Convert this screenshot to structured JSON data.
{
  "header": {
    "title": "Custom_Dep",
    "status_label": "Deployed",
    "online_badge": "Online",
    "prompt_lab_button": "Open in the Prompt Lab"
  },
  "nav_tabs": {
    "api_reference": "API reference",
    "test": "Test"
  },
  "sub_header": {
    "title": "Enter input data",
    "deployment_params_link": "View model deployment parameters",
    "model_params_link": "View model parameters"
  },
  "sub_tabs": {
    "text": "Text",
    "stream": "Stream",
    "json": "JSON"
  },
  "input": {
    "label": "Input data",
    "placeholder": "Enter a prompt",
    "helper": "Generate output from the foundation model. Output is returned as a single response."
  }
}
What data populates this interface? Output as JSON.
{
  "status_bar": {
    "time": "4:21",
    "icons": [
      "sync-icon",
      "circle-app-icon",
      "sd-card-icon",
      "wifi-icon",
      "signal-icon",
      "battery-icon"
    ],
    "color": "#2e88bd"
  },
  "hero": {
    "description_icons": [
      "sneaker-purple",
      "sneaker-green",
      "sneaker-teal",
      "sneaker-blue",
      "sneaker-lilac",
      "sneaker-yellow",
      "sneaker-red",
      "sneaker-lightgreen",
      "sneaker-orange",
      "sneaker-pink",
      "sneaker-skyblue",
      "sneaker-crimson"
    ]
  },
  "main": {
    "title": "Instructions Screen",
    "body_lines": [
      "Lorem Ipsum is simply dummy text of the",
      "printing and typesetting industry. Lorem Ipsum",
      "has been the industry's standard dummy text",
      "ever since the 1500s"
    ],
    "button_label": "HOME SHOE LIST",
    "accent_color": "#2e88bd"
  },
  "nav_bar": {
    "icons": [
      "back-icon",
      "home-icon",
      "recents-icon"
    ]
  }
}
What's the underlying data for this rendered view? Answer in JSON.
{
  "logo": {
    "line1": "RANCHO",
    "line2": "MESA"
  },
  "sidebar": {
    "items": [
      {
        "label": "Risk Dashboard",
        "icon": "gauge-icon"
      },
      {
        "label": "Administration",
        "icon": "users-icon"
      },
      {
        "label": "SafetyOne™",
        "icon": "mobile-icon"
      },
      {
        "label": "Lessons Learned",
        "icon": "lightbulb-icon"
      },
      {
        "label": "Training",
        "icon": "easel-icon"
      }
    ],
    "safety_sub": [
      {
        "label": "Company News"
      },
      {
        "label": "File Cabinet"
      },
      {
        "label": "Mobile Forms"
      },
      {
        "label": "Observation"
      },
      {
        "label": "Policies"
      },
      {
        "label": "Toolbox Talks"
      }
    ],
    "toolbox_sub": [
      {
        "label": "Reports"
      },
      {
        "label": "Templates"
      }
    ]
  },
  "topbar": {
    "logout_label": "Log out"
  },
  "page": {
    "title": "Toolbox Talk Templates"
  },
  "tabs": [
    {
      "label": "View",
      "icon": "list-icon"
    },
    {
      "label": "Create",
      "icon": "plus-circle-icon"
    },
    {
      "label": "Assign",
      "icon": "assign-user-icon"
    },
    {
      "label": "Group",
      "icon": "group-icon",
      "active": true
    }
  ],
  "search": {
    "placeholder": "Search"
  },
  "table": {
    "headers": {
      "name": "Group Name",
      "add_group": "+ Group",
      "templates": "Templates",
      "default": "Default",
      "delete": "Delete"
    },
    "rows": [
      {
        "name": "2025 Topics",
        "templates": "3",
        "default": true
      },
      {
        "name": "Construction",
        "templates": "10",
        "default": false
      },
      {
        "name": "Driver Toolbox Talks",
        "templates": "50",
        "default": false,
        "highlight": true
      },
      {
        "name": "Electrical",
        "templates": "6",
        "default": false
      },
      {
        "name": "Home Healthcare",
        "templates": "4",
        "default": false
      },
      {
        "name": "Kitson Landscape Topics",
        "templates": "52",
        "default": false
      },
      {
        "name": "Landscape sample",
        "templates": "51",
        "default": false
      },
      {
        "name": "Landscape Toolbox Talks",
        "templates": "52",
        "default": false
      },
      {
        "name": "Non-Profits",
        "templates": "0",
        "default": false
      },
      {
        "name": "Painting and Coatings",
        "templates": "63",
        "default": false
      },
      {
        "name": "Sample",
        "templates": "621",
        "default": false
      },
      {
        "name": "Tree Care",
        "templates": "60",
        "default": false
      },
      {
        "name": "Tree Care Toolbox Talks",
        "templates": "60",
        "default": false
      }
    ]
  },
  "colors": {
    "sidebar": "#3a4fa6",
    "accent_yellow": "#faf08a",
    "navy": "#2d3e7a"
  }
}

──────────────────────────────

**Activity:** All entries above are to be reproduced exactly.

**Exercise solution:**
Convert this screenshot to structured JSON data.
{
  "header": {
    "title": "Custom_Dep",
    "status_label": "Deployed",
    "online_badge": "Online",
    "prompt_lab_button": "Open in the Prompt Lab"
  },
  "nav_tabs": {
    "api_reference": "API reference",
    "test": "Test"
  },
  "sub_header": {
    "title": "Enter input data",
    "deployment_params_link": "View model deployment parameters",
    "model_params_link": "View model parameters"
  },
  "sub_tabs": {
    "text": "Text",
    "stream": "Stream",
    "json": "JSON"
  },
  "input": {
    "label": "Input data",
    "placeholder": "Enter a prompt",
    "helper": "Generate output from the foundation model. Output is returned as a single response."
  }
}
What data populates this interface? Output as JSON.
{
  "status_bar": {
    "time": "4:21",
    "icons": [
      "sync-icon",
      "circle-app-icon",
      "sd-card-icon",
      "wifi-icon",
      "signal-icon",
      "battery-icon"
    ],
    "color": "#2e88bd"
  },
  "hero": {
    "description_icons": [
      "sneaker-purple",
      "sneaker-green",
      "sneaker-teal",
      "sneaker-blue",
      "sneaker-lilac",
      "sneaker-yellow",
      "sneaker-red",
      "sneaker-lightgreen",
      "sneaker-orange",
      "sneaker-pink",
      "sneaker-skyblue",
      "sneaker-crimson"
    ]
  },
  "main": {
    "title": "Instructions Screen",
    "body_lines": [
      "Lorem Ipsum is simply dummy text of the",
      "printing and typesetting industry. Lorem Ipsum",
      "has been the industry's standard dummy text",
      "ever since the 1500s"
    ],
    "button_label": "HOME SHOE LIST",
    "accent_color": "#2e88bd"
  },
  "nav_bar": {
    "icons": [
      "back-icon",
      "home-icon",
      "recents-icon"
    ]
  }
}
What's the underlying data for this rendered view? Answer in JSON.
{
  "logo": {
    "line1": "RANCHO",
    "line2": "MESA"
  },
  "sidebar": {
    "items": [
      {
        "label": "Risk Dashboard",
        "icon": "gauge-icon"
      },
      {
        "label": "Administration",
        "icon": "users-icon"
      },
      {
        "label": "SafetyOne™",
        "icon": "mobile-icon"
      },
      {
        "label": "Lessons Learned",
        "icon": "lightbulb-icon"
      },
      {
        "label": "Training",
        "icon": "easel-icon"
      }
    ],
    "safety_sub": [
      {
        "label": "Company News"
      },
      {
        "label": "File Cabinet"
      },
      {
        "label": "Mobile Forms"
      },
      {
        "label": "Observation"
      },
      {
        "label": "Policies"
      },
      {
        "label": "Toolbox Talks"
      }
    ],
    "toolbox_sub": [
      {
        "label": "Reports"
      },
      {
        "label": "Templates"
      }
    ]
  },
  "topbar": {
    "logout_label": "Log out"
  },
  "page": {
    "title": "Toolbox Talk Templates"
  },
  "tabs": [
    {
      "label": "View",
      "icon": "list-icon"
    },
    {
      "label": "Create",
      "icon": "plus-circle-icon"
    },
    {
      "label": "Assign",
      "icon": "assign-user-icon"
    },
    {
      "label": "Group",
      "icon": "group-icon",
      "active": true
    }
  ],
  "search": {
    "placeholder": "Search"
  },
  "table": {
    "headers": {
      "name": "Group Name",
      "add_group": "+ Group",
      "templates": "Templates",
      "default": "Default",
      "delete": "Delete"
    },
    "rows": [
      {
        "name": "2025 Topics",
        "templates": "3",
        "default": true
      },
      {
        "name": "Construction",
        "templates": "10",
        "default": false
      },
      {
        "name": "Driver Toolbox Talks",
        "templates": "50",
        "default": false,
        "highlight": true
      },
      {
        "name": "Electrical",
        "templates": "6",
        "default": false
      },
      {
        "name": "Home Healthcare",
        "templates": "4",
        "default": false
      },
      {
        "name": "Kitson Landscape Topics",
        "templates": "52",
        "default": false
      },
      {
        "name": "Landscape sample",
        "templates": "51",
        "default": false
      },
      {
        "name": "Landscape Toolbox Talks",
        "templates": "52",
        "default": false
      },
      {
        "name": "Non-Profits",
        "templates": "0",
        "default": false
      },
      {
        "name": "Painting and Coatings",
        "templates": "63",
        "default": false
      },
      {
        "name": "Sample",
        "templates": "621",
        "default": false
      },
      {
        "name": "Tree Care",
        "templates": "60",
        "default": false
      },
      {
        "name": "Tree Care Toolbox Talks",
        "templates": "60",
        "default": false
      }
    ]
  },
  "colors": {
    "sidebar": "#3a4fa6",
    "accent_yellow": "#faf08a",
    "navy": "#2d3e7a"
  }
}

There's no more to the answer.